2. Join in Jesus' mission: Jesus came serving the hurting and saving the lost and we join that mission. Russell Moore has written helpfully on that approach. I tend to resonate with this view, though it is not without its challenges and detractors. Now, for those who hold this view, we still need a recognition that the world will praise you when you do justice and will resist you when you preach Jesus. So, for whatever you call it, you must strive at gospel proclamation often more than you do gospel demonstration.
3. Church Gathered and/or Scattered: Others apply this statement that the church "must work for justice and peace in their neighborhoods" by distinguishing between what the church is obligated to as a gathered body versus its calling as individuals out in their communities. There are a number of ways that people put this together. My point here is not to delineate them, but to point to the fact that how one defines the church plays into how one applies the Gospel Coalition statement on mercy and justice. (Here is a conversation between Tim Keller and Michael Horton that touches on this point)
4. Proclamation vis-à-vis Demonstration: I find the distinction between proclamation and demonstration helpful. I discussed it at length here, as I mused on the eighth affirmation of the Missional Manifesto. When believers are discipled, they are taught how to follow Jesus and live on mission through both gospel proclamation and demonstration, and gospel demonstration flows from discipleship. So, gospel proclamation is the center of the mission, and flowing from such is gospel demonstration. Disciple-making can't take place without both gospel proclamation and demonstration, so making disciples that engage on mission is essential to the mission of the church. (Matt Chandler argues this point well in a conversation with Tim and Michael Horton) Thus, you could say gospel proclamation is the center, stack pole, or backbone of the mission that is lived out holistically as churches "work for justice and peace in their neighborhoods."
All of these are perfectly orthodox views held by orthodox believers, pastors, and scholars.
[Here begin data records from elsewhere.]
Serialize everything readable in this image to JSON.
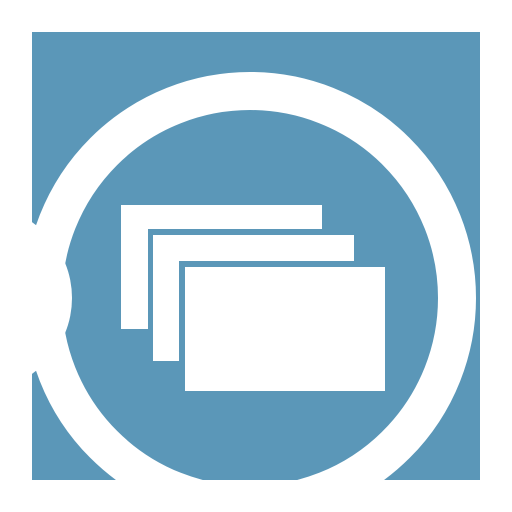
{
  "icon": {
    "name": "stacked-windows-icon",
    "background_color": "#ffffff",
    "tile_color": "#5b97b8",
    "glyph_color": "#ffffff",
    "window_count": 3
  }
}
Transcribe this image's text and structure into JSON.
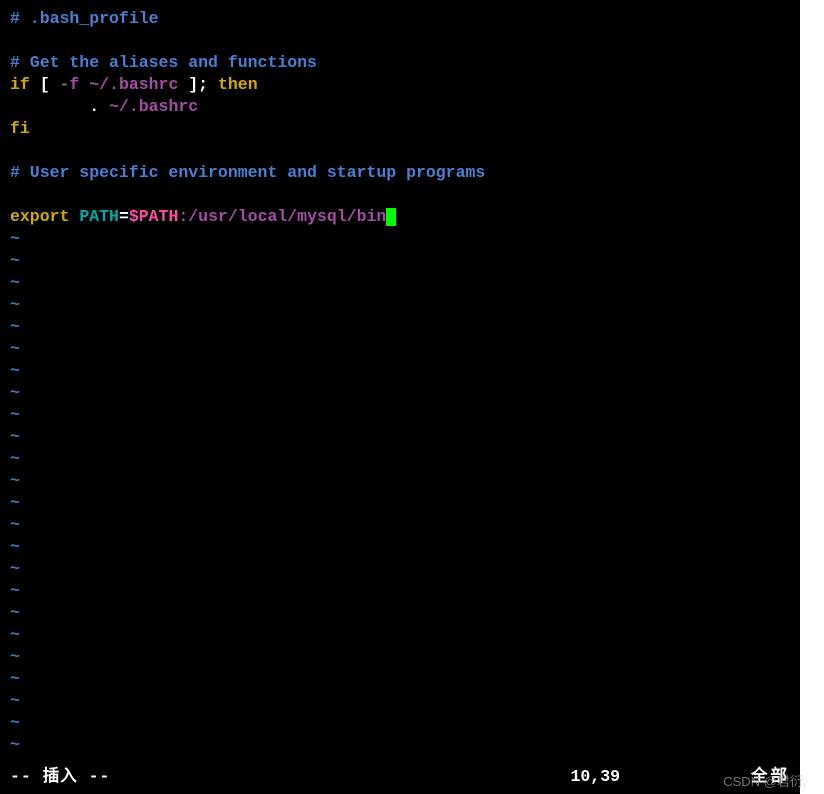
{
  "content": {
    "line1_comment": "# .bash_profile",
    "line3_comment": "# Get the aliases and functions",
    "line4_if": "if",
    "line4_bracket_open": " [ ",
    "line4_flag": "-f",
    "line4_path": " ~/.bashrc ",
    "line4_bracket_close": "]; ",
    "line4_then": "then",
    "line5_indent": "        . ",
    "line5_path": "~/.bashrc",
    "line6_fi": "fi",
    "line8_comment": "# User specific environment and startup programs",
    "line10_export": "export",
    "line10_space": " ",
    "line10_var": "PATH",
    "line10_eq": "=",
    "line10_varexp": "$PATH",
    "line10_path": ":/usr/local/mysql/bin"
  },
  "empty_marker": "~",
  "status": {
    "mode": "-- 插入 --",
    "position": "10,39",
    "scope": "全部"
  },
  "watermark": "CSDN @君衍.⠀",
  "colors": {
    "comment": "#4b7fd4",
    "keyword": "#d4aa00",
    "builtin": "#00aaaa",
    "variable": "#00aaaa",
    "varexpand": "#ff4da6",
    "path": "#a64ca6",
    "tilde": "#3a7bbf",
    "cursor": "#00ff00"
  }
}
They all fit well within the evangelical consensus on the mission and the church. But like I stated earlier, there are different views. This is a discussion that needs to take place, as well as one that will likely have different answers depending on your point of view, theological framing, and context.
As always, your comments, other approaches, and examples of how your local church or ministry is doing justice and mercy are welcomed.